Back then, Pips was the place to be, a hub where the ever-shifting culture of late 1970s Britain was continually being shaped. “Inside there were different sub-cultures all coming together,” an article from the Manchester Evening News explained of the since-closed venue.
The members of Joy Division were frequent patrons of Pips, so when they arranged their debut at the disco, they already knew the lay of the land. However, the night didn’t go as smoothly as one would think.
Two other local acts, called Connection and The Stance, were scheduled to open for Joy Division. The night’s trouble began with on-stage antics from the latter band, which resulted in some broken glass and the headliner’s frontman almost missing his moment.

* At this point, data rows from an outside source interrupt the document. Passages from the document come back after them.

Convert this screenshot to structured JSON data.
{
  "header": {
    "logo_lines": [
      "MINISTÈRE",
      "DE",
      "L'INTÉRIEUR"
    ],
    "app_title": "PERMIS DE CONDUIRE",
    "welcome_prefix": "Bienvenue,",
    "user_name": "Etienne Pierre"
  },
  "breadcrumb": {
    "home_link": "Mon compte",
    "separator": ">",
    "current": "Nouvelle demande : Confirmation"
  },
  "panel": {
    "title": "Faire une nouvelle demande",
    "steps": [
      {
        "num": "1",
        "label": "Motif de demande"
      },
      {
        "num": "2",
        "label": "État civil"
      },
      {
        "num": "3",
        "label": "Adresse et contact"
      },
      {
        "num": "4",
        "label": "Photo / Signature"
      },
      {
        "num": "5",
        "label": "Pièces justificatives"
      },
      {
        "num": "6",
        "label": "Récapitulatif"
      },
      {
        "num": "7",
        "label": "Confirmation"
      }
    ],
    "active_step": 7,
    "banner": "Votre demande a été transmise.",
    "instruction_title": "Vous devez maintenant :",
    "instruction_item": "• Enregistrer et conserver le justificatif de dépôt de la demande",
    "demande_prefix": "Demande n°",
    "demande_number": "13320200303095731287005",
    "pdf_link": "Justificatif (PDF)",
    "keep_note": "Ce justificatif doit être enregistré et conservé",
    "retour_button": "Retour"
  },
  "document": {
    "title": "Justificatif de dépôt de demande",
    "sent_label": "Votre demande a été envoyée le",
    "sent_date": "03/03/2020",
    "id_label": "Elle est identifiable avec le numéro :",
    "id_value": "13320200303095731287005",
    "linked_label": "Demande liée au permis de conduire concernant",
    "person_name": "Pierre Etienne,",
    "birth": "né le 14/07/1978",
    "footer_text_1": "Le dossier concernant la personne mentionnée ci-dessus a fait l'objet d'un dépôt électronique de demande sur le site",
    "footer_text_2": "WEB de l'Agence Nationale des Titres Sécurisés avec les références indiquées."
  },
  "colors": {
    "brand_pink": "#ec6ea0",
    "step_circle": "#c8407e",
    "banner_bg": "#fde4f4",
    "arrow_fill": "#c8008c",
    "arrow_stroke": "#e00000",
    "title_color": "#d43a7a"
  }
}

“Ian nearly didn’t sing at all after being thrown out for kicking glass The Stance had broken on stage,” the drummer Morris explained of the incident. “He was only being helpful, trying to tidy the place up a bit, as I recall.
“The bouncers left Ian cooling his heels outside until 15 minutes before Joy Division came on stage,” author Mark Johnson detailed in his book, An Ideal For Living. “He tried to plead with them, saying, ‘But I’m the lead singer,’ but the bouncer just said, ‘I don’t care if you’re The Pope, you’re not coming in.’”

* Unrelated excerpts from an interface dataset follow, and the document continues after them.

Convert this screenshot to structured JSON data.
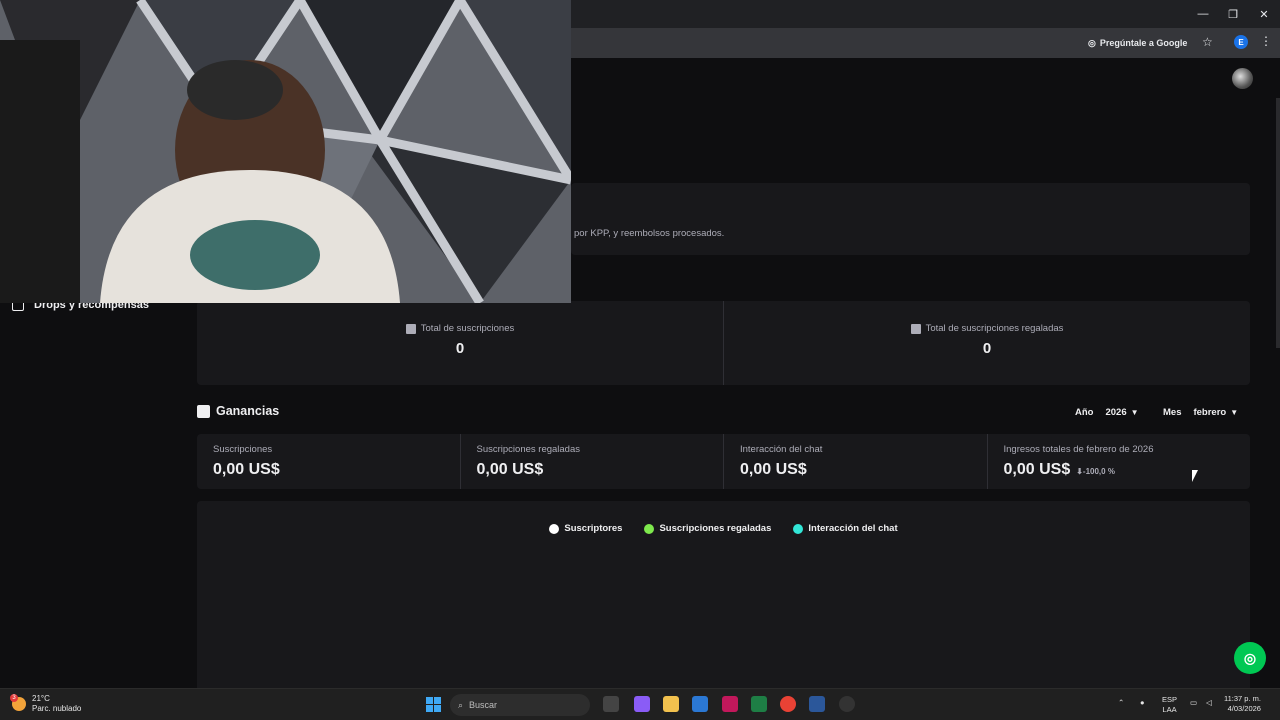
{
  "browser": {
    "ask_google": "Pregúntale a Google",
    "profile_initial": "E"
  },
  "info": {
    "text": "por KPP, y reembolsos procesados."
  },
  "sidebar": {
    "drops_label": "Drops y recompensas"
  },
  "totals": [
    {
      "label": "Total de suscripciones",
      "value": "0"
    },
    {
      "label": "Total de suscripciones regaladas",
      "value": "0"
    }
  ],
  "ganancias": {
    "title": "Ganancias",
    "year_label": "Año",
    "year_value": "2026",
    "month_label": "Mes",
    "month_value": "febrero"
  },
  "earnings": [
    {
      "label": "Suscripciones",
      "value": "0,00 US$"
    },
    {
      "label": "Suscripciones regaladas",
      "value": "0,00 US$"
    },
    {
      "label": "Interacción del chat",
      "value": "0,00 US$"
    },
    {
      "label": "Ingresos totales de febrero de 2026",
      "value": "0,00 US$",
      "delta": "-100,0 %"
    }
  ],
  "legend": [
    {
      "label": "Suscriptores",
      "color": "#ffffff"
    },
    {
      "label": "Suscripciones regaladas",
      "color": "#7ee84d"
    },
    {
      "label": "Interacción del chat",
      "color": "#32e6d7"
    }
  ],
  "taskbar": {
    "weather_temp": "21°C",
    "weather_desc": "Parc. nublado",
    "weather_badge": "3",
    "search_placeholder": "Buscar",
    "lang_top": "ESP",
    "lang_bottom": "LAA",
    "time": "11:37 p. m.",
    "date": "4/03/2026"
  }
}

Curtis was eventually allowed to re-enter the venue and take the stage, but The Stance’s antics had carried over into the crowd, an audience made up of now-opposing sides – those who came to support Joy Division and friends of the openers.
“The two camps engaged themselves in a brawl that rolled back and forth in pendulum fashion across the front of the stage,” Morris recalled. “Ian did his best to discourage this but to no avail. The punch-up continued unabated, with [Hook] joining in on his mates’ side.”
Violence aside, Joy Division’s debut was no bust. In fact, that night marked a distinct shift for the band, an outfit that would soon pioneer post-punk and, ultimately, alter the trajectory of rock into the 1980s.
(Photo by Martin O’Neill/Redferns)